End-of-life care in India, in the 21st century
In India, there are approximately 500 centers providing palliative care. The “Kerala Model” is very well accepted in the country. The Neighborhood Network of Palliative Care and “Palliative care in Campus Groups” are part of initiatives where there is community participation.
But, there is no policy at a national level on Palliative and EOL Care. While palliative care is mentioned in the National Cancer Control Program, specific guidelines are lacking with respect to other incurable conditions such as AIDS and end stage chronic medical diseases.
Typically, in the developed world, there are four core values of medical ethics on which palliative care is based:
- Autonomy: patient has the right to choose or refuse the treatment
- Beneficence: a doctor should act in the best interest of the patient
- Non-maleficence: first, do no harm
- Justice: distribute health resources equitably
Additionally, two more values enshrined in medical ethics are:
- Dignity: the patient and the persons treating the patient have the right to dignity
- Truthfulness and honesty: the concept of informed consent and truth telling
The model of palliative care which has evolved in the West around these values is difficult to adhere to in India – considering the current state of palliative care, and the applicable laws, available in India.
Ethics and customs in palliative care

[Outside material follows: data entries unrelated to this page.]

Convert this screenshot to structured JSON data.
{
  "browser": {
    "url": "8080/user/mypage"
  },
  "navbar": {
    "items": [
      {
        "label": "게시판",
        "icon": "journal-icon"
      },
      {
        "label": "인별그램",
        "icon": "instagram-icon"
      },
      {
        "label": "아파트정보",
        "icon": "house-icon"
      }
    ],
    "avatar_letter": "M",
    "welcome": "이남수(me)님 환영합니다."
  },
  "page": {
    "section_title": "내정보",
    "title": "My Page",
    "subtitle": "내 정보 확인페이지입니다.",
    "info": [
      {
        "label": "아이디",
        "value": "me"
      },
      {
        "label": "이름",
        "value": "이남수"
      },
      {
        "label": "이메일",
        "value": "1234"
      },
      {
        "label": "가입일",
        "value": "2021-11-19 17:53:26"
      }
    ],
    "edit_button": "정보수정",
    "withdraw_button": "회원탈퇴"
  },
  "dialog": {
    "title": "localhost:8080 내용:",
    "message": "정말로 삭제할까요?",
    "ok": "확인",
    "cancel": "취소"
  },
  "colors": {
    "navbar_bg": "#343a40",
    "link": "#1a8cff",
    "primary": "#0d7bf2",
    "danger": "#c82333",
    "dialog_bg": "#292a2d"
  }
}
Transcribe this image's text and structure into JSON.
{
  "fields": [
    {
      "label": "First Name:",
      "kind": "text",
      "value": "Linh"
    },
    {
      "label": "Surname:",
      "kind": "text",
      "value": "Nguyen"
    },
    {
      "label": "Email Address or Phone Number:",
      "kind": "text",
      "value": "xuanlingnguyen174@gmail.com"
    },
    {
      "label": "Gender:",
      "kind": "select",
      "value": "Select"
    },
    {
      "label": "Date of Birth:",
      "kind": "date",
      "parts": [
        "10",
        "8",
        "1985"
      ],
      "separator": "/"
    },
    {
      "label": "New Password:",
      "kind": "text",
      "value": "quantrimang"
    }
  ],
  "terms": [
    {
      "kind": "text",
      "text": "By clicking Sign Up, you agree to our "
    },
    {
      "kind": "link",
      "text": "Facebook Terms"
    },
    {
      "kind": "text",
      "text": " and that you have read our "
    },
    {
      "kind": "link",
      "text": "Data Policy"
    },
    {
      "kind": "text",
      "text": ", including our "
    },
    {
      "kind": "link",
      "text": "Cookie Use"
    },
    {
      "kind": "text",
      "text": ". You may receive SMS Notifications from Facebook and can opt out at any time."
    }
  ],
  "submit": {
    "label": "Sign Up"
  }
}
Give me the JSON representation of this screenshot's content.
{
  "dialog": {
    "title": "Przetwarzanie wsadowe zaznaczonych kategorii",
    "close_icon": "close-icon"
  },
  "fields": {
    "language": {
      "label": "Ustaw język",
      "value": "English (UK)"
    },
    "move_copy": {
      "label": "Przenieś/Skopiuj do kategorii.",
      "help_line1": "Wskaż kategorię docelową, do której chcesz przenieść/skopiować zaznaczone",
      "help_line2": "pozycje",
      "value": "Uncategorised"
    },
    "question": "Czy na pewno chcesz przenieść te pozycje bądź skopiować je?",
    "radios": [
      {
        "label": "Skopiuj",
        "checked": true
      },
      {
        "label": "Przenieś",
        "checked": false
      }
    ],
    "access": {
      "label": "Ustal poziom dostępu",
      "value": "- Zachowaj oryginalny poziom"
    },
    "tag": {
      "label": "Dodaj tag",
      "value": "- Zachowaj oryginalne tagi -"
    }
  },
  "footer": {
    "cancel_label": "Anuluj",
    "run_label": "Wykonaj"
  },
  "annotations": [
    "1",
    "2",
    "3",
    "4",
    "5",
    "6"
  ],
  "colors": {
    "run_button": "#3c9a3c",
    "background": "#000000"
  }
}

The doctor is protected against litigation and malpractice if acting in the best interest of the patient. The Indian Society of Critical Care Medicine has developed directives to deal with issues of prescribing opioids, such as increased doses of morphine, or switching off life support. The document essentially deals with doctors’ attitude towards severely ill patients in ICU. It also refers to medical practitioners’ objective and subjective assessments, honest and accurate disclosure of prognosis, early option of palliative care in poor prognosis, ensuring consistency among the care giver teams, as well as giving a checklist when to put the patient on EOL care (i.e., withdrawal of life support) within the bounds of law.
In Indian culture, family members and physicians may share decisional duties.Quite often more than one relative is involved in the care of the patient and they would all want to know the clinical details. Language differences between health care professionals and patients create huge barriers in communication. Hence effective communication (and explanation of the disease process) is the key to ethical palliative care. It is a well-known fact, that timely application of palliative care easesdistressing symptoms in terminal stages of diseases and avoids toxicities of questionable therapies.
At present, there is a dissonance between the Fundamental Rights enshrined in Article 21 of the Indian Constitution on the one hand, and the Supreme Court decisions and Indian Penal Code (IPC) sections related to suicide (IPC 309) and abatement of suicide (IPC 306), on the other. However, opinions expressed by lawyers are that if a doctor who withdraws or withholds treatments in good faith is subject to criminal prosecution, there is plenty of room for his defense even under current laws. Mr. S. Balakrishnan, a Supreme Court Lawyer, is unequivocalin his opinion that the best defense for a doctor in a civil suit related to this issue would be to prove that he “has acted in conformity with the standards prevailing in his profession.”
The ongoing case of Common Cause versus Union of India and the pending draft bill are only the beginnings of a journey towards resolving legal issues surrounding end-of-life care and respecting people’s rights to die with dignity. Lawmakers have to draw a line between life and death; we should all hope that it will be dealt with the focus on human dignity in line with the robust laws defending the right to life, under the constitution of India.